● **Element data from apps and pages**:
◆ ◆ ◆
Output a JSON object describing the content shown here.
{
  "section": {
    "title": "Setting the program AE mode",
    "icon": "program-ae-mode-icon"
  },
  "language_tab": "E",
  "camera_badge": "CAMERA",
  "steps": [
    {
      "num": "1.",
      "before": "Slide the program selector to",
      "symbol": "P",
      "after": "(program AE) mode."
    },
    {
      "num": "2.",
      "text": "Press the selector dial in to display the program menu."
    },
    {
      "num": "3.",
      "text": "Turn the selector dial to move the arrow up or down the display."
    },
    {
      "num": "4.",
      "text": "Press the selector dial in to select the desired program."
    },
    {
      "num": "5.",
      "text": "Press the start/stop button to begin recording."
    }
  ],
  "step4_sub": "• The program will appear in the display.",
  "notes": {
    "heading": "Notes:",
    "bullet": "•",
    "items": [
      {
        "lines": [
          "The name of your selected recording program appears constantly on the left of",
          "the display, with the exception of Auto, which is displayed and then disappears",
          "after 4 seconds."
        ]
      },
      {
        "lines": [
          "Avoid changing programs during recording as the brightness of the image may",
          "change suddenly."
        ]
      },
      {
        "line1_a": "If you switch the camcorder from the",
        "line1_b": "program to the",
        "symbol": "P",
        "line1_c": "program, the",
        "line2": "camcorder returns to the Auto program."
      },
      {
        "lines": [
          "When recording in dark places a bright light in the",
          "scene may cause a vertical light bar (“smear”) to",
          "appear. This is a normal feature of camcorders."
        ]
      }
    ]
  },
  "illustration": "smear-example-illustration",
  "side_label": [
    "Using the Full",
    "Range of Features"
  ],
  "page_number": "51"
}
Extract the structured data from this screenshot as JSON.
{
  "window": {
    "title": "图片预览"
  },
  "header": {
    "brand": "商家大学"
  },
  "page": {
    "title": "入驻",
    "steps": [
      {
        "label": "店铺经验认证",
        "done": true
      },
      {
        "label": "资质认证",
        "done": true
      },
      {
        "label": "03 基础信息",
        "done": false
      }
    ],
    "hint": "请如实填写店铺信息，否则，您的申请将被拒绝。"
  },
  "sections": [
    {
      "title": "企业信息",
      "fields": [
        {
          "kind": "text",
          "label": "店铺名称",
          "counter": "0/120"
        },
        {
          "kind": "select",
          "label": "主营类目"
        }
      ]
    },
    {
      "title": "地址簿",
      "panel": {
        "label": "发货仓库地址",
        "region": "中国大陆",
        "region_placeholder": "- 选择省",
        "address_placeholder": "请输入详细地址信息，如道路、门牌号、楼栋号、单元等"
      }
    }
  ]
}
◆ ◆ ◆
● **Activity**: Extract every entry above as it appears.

● **Completed task**:
Output a JSON object describing the content shown here.
{
  "section": {
    "title": "Setting the program AE mode",
    "icon": "program-ae-mode-icon"
  },
  "language_tab": "E",
  "camera_badge": "CAMERA",
  "steps": [
    {
      "num": "1.",
      "before": "Slide the program selector to",
      "symbol": "P",
      "after": "(program AE) mode."
    },
    {
      "num": "2.",
      "text": "Press the selector dial in to display the program menu."
    },
    {
      "num": "3.",
      "text": "Turn the selector dial to move the arrow up or down the display."
    },
    {
      "num": "4.",
      "text": "Press the selector dial in to select the desired program."
    },
    {
      "num": "5.",
      "text": "Press the start/stop button to begin recording."
    }
  ],
  "step4_sub": "• The program will appear in the display.",
  "notes": {
    "heading": "Notes:",
    "bullet": "•",
    "items": [
      {
        "lines": [
          "The name of your selected recording program appears constantly on the left of",
          "the display, with the exception of Auto, which is displayed and then disappears",
          "after 4 seconds."
        ]
      },
      {
        "lines": [
          "Avoid changing programs during recording as the brightness of the image may",
          "change suddenly."
        ]
      },
      {
        "line1_a": "If you switch the camcorder from the",
        "line1_b": "program to the",
        "symbol": "P",
        "line1_c": "program, the",
        "line2": "camcorder returns to the Auto program."
      },
      {
        "lines": [
          "When recording in dark places a bright light in the",
          "scene may cause a vertical light bar (“smear”) to",
          "appear. This is a normal feature of camcorders."
        ]
      }
    ]
  },
  "illustration": "smear-example-illustration",
  "side_label": [
    "Using the Full",
    "Range of Features"
  ],
  "page_number": "51"
}
Extract the structured data from this screenshot as JSON.
{
  "window": {
    "title": "图片预览"
  },
  "header": {
    "brand": "商家大学"
  },
  "page": {
    "title": "入驻",
    "steps": [
      {
        "label": "店铺经验认证",
        "done": true
      },
      {
        "label": "资质认证",
        "done": true
      },
      {
        "label": "03 基础信息",
        "done": false
      }
    ],
    "hint": "请如实填写店铺信息，否则，您的申请将被拒绝。"
  },
  "sections": [
    {
      "title": "企业信息",
      "fields": [
        {
          "kind": "text",
          "label": "店铺名称",
          "counter": "0/120"
        },
        {
          "kind": "select",
          "label": "主营类目"
        }
      ]
    },
    {
      "title": "地址簿",
      "panel": {
        "label": "发货仓库地址",
        "region": "中国大陆",
        "region_placeholder": "- 选择省",
        "address_placeholder": "请输入详细地址信息，如道路、门牌号、楼栋号、单元等"
      }
    }
  ]
}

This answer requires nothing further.